What you will do: Line by line, restate the material word for word, omitting any image.

Supplied records:
"""
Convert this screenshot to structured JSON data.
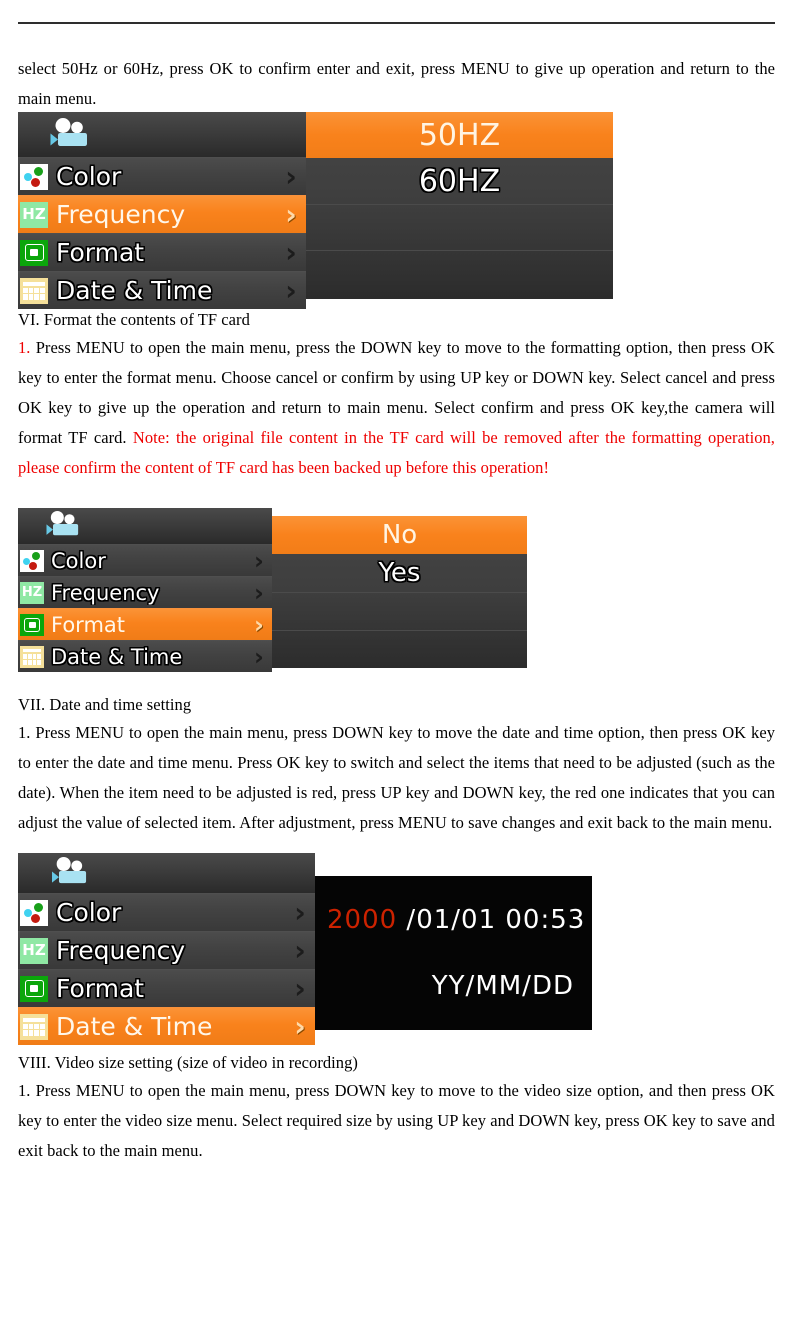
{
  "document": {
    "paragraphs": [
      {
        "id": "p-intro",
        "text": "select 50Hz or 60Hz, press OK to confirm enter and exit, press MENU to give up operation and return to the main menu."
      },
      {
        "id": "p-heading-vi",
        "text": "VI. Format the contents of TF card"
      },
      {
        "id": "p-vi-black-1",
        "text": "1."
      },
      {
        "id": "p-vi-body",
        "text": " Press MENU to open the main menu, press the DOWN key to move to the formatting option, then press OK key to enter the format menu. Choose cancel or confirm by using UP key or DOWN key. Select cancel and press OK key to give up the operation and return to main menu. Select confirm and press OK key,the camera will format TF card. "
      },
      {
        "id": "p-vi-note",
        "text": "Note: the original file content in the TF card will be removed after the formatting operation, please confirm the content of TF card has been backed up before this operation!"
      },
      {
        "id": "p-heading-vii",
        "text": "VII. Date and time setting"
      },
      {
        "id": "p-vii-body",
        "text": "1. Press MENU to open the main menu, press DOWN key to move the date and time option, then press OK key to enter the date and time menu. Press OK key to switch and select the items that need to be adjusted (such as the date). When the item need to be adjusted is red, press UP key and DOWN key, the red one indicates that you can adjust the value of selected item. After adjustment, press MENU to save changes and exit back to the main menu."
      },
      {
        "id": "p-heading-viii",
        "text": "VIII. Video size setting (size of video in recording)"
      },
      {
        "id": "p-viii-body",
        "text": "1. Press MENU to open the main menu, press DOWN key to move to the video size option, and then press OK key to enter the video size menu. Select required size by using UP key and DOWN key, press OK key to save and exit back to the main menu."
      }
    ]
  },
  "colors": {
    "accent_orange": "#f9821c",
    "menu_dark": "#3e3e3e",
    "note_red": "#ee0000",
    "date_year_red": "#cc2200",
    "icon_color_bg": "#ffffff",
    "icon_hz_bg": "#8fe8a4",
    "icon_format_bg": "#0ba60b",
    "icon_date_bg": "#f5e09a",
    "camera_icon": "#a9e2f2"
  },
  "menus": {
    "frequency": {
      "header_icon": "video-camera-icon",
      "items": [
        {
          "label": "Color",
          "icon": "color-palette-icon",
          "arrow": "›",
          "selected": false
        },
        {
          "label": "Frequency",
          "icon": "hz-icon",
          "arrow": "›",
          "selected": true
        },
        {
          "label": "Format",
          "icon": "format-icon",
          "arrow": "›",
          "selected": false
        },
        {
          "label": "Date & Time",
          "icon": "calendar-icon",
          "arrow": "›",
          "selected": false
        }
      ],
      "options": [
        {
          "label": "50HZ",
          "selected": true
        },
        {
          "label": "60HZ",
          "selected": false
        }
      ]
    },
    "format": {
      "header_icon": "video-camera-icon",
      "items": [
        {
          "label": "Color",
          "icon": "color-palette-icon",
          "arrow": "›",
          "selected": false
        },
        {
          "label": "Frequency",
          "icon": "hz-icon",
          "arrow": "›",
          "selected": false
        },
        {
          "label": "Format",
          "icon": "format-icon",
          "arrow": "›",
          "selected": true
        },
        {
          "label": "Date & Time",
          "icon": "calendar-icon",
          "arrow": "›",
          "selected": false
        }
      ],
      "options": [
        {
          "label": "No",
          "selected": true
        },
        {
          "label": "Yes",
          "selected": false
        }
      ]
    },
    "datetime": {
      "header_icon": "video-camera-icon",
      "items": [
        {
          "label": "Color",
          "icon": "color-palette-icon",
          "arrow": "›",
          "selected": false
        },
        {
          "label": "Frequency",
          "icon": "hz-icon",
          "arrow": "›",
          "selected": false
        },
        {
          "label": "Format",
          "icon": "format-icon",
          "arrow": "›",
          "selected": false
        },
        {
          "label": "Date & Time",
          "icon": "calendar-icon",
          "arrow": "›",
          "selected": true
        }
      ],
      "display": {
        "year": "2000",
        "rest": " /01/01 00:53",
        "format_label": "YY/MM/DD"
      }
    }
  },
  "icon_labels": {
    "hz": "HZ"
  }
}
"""
Expected answer:
Convert this screenshot to structured JSON data.
{
  "document": {
    "paragraphs": [
      {
        "id": "p-intro",
        "text": "select 50Hz or 60Hz, press OK to confirm enter and exit, press MENU to give up operation and return to the main menu."
      },
      {
        "id": "p-heading-vi",
        "text": "VI. Format the contents of TF card"
      },
      {
        "id": "p-vi-black-1",
        "text": "1."
      },
      {
        "id": "p-vi-body",
        "text": " Press MENU to open the main menu, press the DOWN key to move to the formatting option, then press OK key to enter the format menu. Choose cancel or confirm by using UP key or DOWN key. Select cancel and press OK key to give up the operation and return to main menu. Select confirm and press OK key,the camera will format TF card. "
      },
      {
        "id": "p-vi-note",
        "text": "Note: the original file content in the TF card will be removed after the formatting operation, please confirm the content of TF card has been backed up before this operation!"
      },
      {
        "id": "p-heading-vii",
        "text": "VII. Date and time setting"
      },
      {
        "id": "p-vii-body",
        "text": "1. Press MENU to open the main menu, press DOWN key to move the date and time option, then press OK key to enter the date and time menu. Press OK key to switch and select the items that need to be adjusted (such as the date). When the item need to be adjusted is red, press UP key and DOWN key, the red one indicates that you can adjust the value of selected item. After adjustment, press MENU to save changes and exit back to the main menu."
      },
      {
        "id": "p-heading-viii",
        "text": "VIII. Video size setting (size of video in recording)"
      },
      {
        "id": "p-viii-body",
        "text": "1. Press MENU to open the main menu, press DOWN key to move to the video size option, and then press OK key to enter the video size menu. Select required size by using UP key and DOWN key, press OK key to save and exit back to the main menu."
      }
    ]
  },
  "colors": {
    "accent_orange": "#f9821c",
    "menu_dark": "#3e3e3e",
    "note_red": "#ee0000",
    "date_year_red": "#cc2200",
    "icon_color_bg": "#ffffff",
    "icon_hz_bg": "#8fe8a4",
    "icon_format_bg": "#0ba60b",
    "icon_date_bg": "#f5e09a",
    "camera_icon": "#a9e2f2"
  },
  "menus": {
    "frequency": {
      "header_icon": "video-camera-icon",
      "items": [
        {
          "label": "Color",
          "icon": "color-palette-icon",
          "arrow": "›",
          "selected": false
        },
        {
          "label": "Frequency",
          "icon": "hz-icon",
          "arrow": "›",
          "selected": true
        },
        {
          "label": "Format",
          "icon": "format-icon",
          "arrow": "›",
          "selected": false
        },
        {
          "label": "Date & Time",
          "icon": "calendar-icon",
          "arrow": "›",
          "selected": false
        }
      ],
      "options": [
        {
          "label": "50HZ",
          "selected": true
        },
        {
          "label": "60HZ",
          "selected": false
        }
      ]
    },
    "format": {
      "header_icon": "video-camera-icon",
      "items": [
        {
          "label": "Color",
          "icon": "color-palette-icon",
          "arrow": "›",
          "selected": false
        },
        {
          "label": "Frequency",
          "icon": "hz-icon",
          "arrow": "›",
          "selected": false
        },
        {
          "label": "Format",
          "icon": "format-icon",
          "arrow": "›",
          "selected": true
        },
        {
          "label": "Date & Time",
          "icon": "calendar-icon",
          "arrow": "›",
          "selected": false
        }
      ],
      "options": [
        {
          "label": "No",
          "selected": true
        },
        {
          "label": "Yes",
          "selected": false
        }
      ]
    },
    "datetime": {
      "header_icon": "video-camera-icon",
      "items": [
        {
          "label": "Color",
          "icon": "color-palette-icon",
          "arrow": "›",
          "selected": false
        },
        {
          "label": "Frequency",
          "icon": "hz-icon",
          "arrow": "›",
          "selected": false
        },
        {
          "label": "Format",
          "icon": "format-icon",
          "arrow": "›",
          "selected": false
        },
        {
          "label": "Date & Time",
          "icon": "calendar-icon",
          "arrow": "›",
          "selected": true
        }
      ],
      "display": {
        "year": "2000",
        "rest": " /01/01 00:53",
        "format_label": "YY/MM/DD"
      }
    }
  },
  "icon_labels": {
    "hz": "HZ"
  }
}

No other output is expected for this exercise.